Some examples of Legislation in which we have to follow whilst working with children and young people are: * Health and safety at work act (1974) * Children act (1989&2004) * Safeguarding Vulnerable groups act (2006) * Data protection Act (1991) * UN convention on the rights of the child (1991) There are guidelines which detail acts of law these are shared with the public. And explain what parts of the legislation apply to you and explain to you what you must do to comply with the law. Some examples of guidelines are: * Every child matters (2004) * The framework for assessment of children and their families (2000) * Common assessment framework (2006) * Working together to safeguard children (2013) The guidelines are used to create policies and procedures which are in turn used to implement the laws. 1.3 Analyse how national and local guidelines, policies and procedures for safeguarding affect day to day work with children and young people. National Legislation and guidance influence the development of local policies and procedures which affect the day to day

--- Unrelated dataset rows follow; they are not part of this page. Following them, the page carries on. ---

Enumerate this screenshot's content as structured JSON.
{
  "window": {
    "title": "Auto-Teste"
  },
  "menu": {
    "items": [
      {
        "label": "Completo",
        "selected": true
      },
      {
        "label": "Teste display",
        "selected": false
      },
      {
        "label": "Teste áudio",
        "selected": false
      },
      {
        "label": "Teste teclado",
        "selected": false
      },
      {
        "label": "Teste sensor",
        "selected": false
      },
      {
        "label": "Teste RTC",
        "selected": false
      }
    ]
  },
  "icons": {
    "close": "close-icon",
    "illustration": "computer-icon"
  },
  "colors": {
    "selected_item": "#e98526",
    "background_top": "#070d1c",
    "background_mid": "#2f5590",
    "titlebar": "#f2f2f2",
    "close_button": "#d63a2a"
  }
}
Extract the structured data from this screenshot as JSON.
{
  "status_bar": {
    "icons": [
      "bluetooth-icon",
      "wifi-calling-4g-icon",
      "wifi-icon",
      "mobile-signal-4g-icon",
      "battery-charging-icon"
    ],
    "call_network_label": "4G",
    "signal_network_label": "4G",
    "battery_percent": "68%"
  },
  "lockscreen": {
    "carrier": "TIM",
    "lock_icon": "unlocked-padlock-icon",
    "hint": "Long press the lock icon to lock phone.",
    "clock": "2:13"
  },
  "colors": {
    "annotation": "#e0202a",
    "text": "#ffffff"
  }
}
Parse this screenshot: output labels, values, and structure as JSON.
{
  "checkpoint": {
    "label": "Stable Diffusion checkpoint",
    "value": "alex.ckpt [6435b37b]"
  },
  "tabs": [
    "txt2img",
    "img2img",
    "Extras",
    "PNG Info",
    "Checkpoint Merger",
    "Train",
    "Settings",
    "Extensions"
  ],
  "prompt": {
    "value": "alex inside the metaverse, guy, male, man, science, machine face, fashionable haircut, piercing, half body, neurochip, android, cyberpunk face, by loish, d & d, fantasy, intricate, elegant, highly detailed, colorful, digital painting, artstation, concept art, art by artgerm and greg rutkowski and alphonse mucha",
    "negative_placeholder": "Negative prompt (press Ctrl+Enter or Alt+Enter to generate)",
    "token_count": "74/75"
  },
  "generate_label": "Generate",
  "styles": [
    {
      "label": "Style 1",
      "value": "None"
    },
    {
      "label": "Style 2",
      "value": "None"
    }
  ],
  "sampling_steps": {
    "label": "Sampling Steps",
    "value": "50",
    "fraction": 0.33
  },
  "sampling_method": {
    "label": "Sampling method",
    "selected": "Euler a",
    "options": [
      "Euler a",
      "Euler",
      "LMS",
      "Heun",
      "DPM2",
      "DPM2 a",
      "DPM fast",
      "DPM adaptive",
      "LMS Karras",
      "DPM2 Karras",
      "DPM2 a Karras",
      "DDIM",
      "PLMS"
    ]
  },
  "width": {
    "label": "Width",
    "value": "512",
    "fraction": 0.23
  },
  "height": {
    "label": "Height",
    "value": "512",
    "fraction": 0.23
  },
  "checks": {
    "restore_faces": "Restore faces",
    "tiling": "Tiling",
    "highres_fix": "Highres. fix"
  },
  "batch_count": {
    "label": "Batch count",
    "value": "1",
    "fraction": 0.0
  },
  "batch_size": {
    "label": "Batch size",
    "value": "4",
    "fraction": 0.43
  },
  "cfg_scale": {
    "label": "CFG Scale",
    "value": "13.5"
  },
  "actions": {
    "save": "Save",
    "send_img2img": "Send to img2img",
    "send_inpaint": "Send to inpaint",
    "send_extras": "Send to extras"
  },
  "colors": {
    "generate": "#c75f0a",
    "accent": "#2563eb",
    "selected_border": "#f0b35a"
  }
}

Working together to safeguard children 2010 it sets out how organizations, agencies and individuals working with children should work together to safeguard and promote their welfare in accordance with the Children Act 1989 and Children Act 2004. It is an updated version of the 2006 Working Together document. It is important that all practitioners working to safeguard children and young people really understand their responsibilities and duties as set out in primarily legislation and associated regulations and guidance. The Every Child Matters policy details the UK government policies and protecting the most vulnerable children with our society. The National Curriculum is for children over 5 years of age.
These Legislations have been created by the United Nation’s convention on the Rights of the Child (1989). Disability Discrimination Act 1995: protects the rights of all those with disabilities. It also places a duty on schools (and other organisations) to eliminate barriers to ensure that individuals can gain equal access to services. Disability Discrimination Act 2005: places a duty for schools to produce a Disability Equality Scheme (DES) and an Access Plan. Schools must encourage participation in all aspects of school life and eliminate harassment and unlawful discrimination.
CYP 3.3 Understand how to Safeguards the well-being of children and young people. 1.1 Outline current legislation, guidelines, policies and procedures within own UK Home Nation affecting the safeguarding of children and young people. Current legislation, guidelines, Policies and procedures UK Home Nation for safeguarding children; The United Nations Convention on the Rights of the Child 1989 states children’s rights to protection from abuse; the right to express their views and be listened to; the right to care; services for disabled children, services for children living away from home. The protection of Children Act (1999), this act is designed to set out the child protection duties of local authorities; it defines the term ‘significant harm’. This must have provision for children and their families, every local authority has a duty to safeguard and promote the welfare of children within their own area who are in particular need.